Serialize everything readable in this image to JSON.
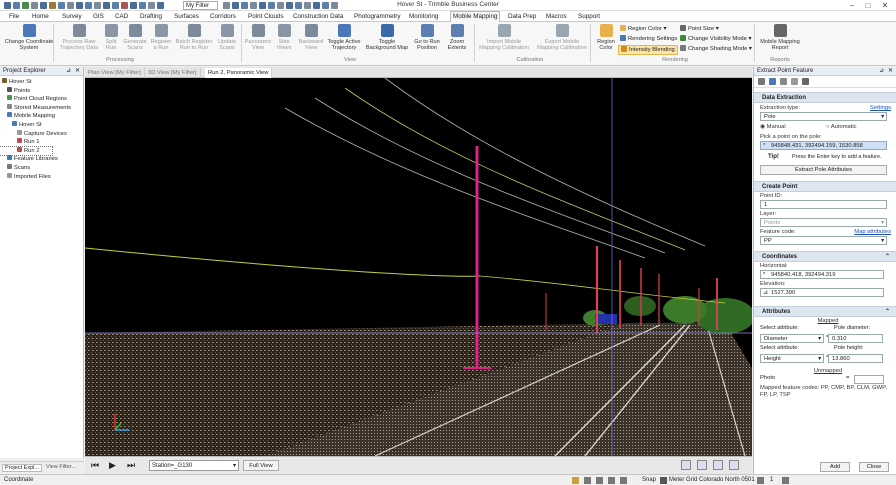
{
  "title_bar": {
    "app_title": "Hover St - Trimble Business Center",
    "filter_value": "My Filter"
  },
  "menu_tabs": [
    "File",
    "Home",
    "Survey",
    "GIS",
    "CAD",
    "Drafting",
    "Surfaces",
    "Corridors",
    "Point Clouds",
    "Construction Data",
    "Photogrammetry",
    "Monitoring",
    "Mobile Mapping",
    "Data Prep",
    "Macros",
    "Support"
  ],
  "active_menu_tab": "Mobile Mapping",
  "ribbon": {
    "buttons": [
      {
        "label1": "Change Coordinate",
        "label2": "System",
        "dim": false
      },
      {
        "label1": "Process Raw",
        "label2": "Trajectory Data",
        "dim": true
      },
      {
        "label1": "Split",
        "label2": "Run",
        "dim": true
      },
      {
        "label1": "Generate",
        "label2": "Scans",
        "dim": true
      },
      {
        "label1": "Register",
        "label2": "a Run",
        "dim": true
      },
      {
        "label1": "Batch Register",
        "label2": "Run to Run",
        "dim": true
      },
      {
        "label1": "Update",
        "label2": "Scans",
        "dim": true
      },
      {
        "label1": "Panoramic",
        "label2": "View",
        "dim": true
      },
      {
        "label1": "Side",
        "label2": "Views",
        "dim": true
      },
      {
        "label1": "Backward",
        "label2": "View",
        "dim": true
      },
      {
        "label1": "Toggle Active",
        "label2": "Trajectory",
        "dim": false
      },
      {
        "label1": "Toggle",
        "label2": "Background Map",
        "dim": false
      },
      {
        "label1": "Go to Run",
        "label2": "Position",
        "dim": false
      },
      {
        "label1": "Zoom",
        "label2": "Extents",
        "dim": false
      },
      {
        "label1": "Import Mobile",
        "label2": "Mapping Calibration",
        "dim": true
      },
      {
        "label1": "Export Mobile",
        "label2": "Mapping Calibration",
        "dim": true
      },
      {
        "label1": "Region",
        "label2": "Color",
        "dim": false
      },
      {
        "label1": "Mobile Mapping",
        "label2": "Report",
        "dim": false
      }
    ],
    "groups": [
      "Processing",
      "View",
      "Calibration",
      "Rendering",
      "Reports"
    ],
    "rendering_small": {
      "region_color": "Region Color",
      "rendering_settings": "Rendering Settings",
      "intensity_blending": "Intensity Blending",
      "point_size": "Point Size",
      "change_visibility_mode": "Change Visibility Mode",
      "change_shading_mode": "Change Shading Mode"
    }
  },
  "project_explorer": {
    "title": "Project Explorer",
    "items": [
      {
        "label": "Hover St",
        "indent": 0
      },
      {
        "label": "Points",
        "indent": 1
      },
      {
        "label": "Point Cloud Regions",
        "indent": 1
      },
      {
        "label": "Stored Measurements",
        "indent": 1
      },
      {
        "label": "Mobile Mapping",
        "indent": 1
      },
      {
        "label": "Hover St",
        "indent": 2
      },
      {
        "label": "Capture Devices",
        "indent": 3
      },
      {
        "label": "Run 1",
        "indent": 3
      },
      {
        "label": "Run 2",
        "indent": 3
      },
      {
        "label": "Feature Libraries",
        "indent": 1
      },
      {
        "label": "Scans",
        "indent": 1
      },
      {
        "label": "Imported Files",
        "indent": 1
      }
    ],
    "bottom_tabs": [
      "Project Expl...",
      "View Filter..."
    ]
  },
  "view_tabs": [
    "Plan View [My Filter]",
    "3D View [My Filter]",
    "Run 2, Panoramic View"
  ],
  "active_view_tab": "Run 2, Panoramic View",
  "view_bar": {
    "station_value": "Station=_G130",
    "full_view_label": "Full View"
  },
  "extract_panel": {
    "title": "Extract Point Feature",
    "data_extraction_header": "Data Extraction",
    "extraction_type_label": "Extraction type:",
    "settings_link": "Settings",
    "extraction_type_value": "Pole",
    "manual_label": "Manual",
    "automatic_label": "Automatic",
    "pick_label": "Pick a point on the pole:",
    "pick_value": "945848.431, 392494.159, 1530.858",
    "tip_label": "Tip!",
    "tip_text": "Press the Enter key to add a feature.",
    "extract_pole_btn": "Extract Pole Attributes",
    "create_point_header": "Create Point",
    "point_id_label": "Point ID:",
    "point_id_value": "1",
    "layer_label": "Layer:",
    "layer_value": "Points",
    "feature_code_label": "Feature code:",
    "map_attributes_link": "Map attributes",
    "feature_code_value": "PP",
    "coordinates_header": "Coordinates",
    "horizontal_label": "Horizontal:",
    "horizontal_value": "945840.418, 392494.319",
    "elevation_label": "Elevation:",
    "elevation_value": "1527.390",
    "attributes_header": "Attributes",
    "mapped_label": "Mapped",
    "select_attr_label": "Select attribute:",
    "pole_diameter_label": "Pole diameter:",
    "attr1_value": "Diameter",
    "pole_diameter_value": "0.310",
    "select_attr2_label": "Select attribute:",
    "pole_height_label": "Pole height:",
    "attr2_value": "Height",
    "pole_height_value": "13.860",
    "unmapped_label": "Unmapped",
    "photo_label": "Photo",
    "photo_eq": "=",
    "mapped_codes_text": "Mapped feature codes: PP, CMP, BP, CLM, GWP, FP, LP, TSP",
    "add_button": "Add",
    "close_button": "Close"
  },
  "status_bar": {
    "left_text": "Coordinate",
    "snap": "Snap",
    "meter": "Meter",
    "grid": "Grid",
    "coord_system": "Colorado North 0501",
    "page": "1"
  }
}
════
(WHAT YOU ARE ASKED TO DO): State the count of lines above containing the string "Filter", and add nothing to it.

(EXERCISE SOLUTION): 4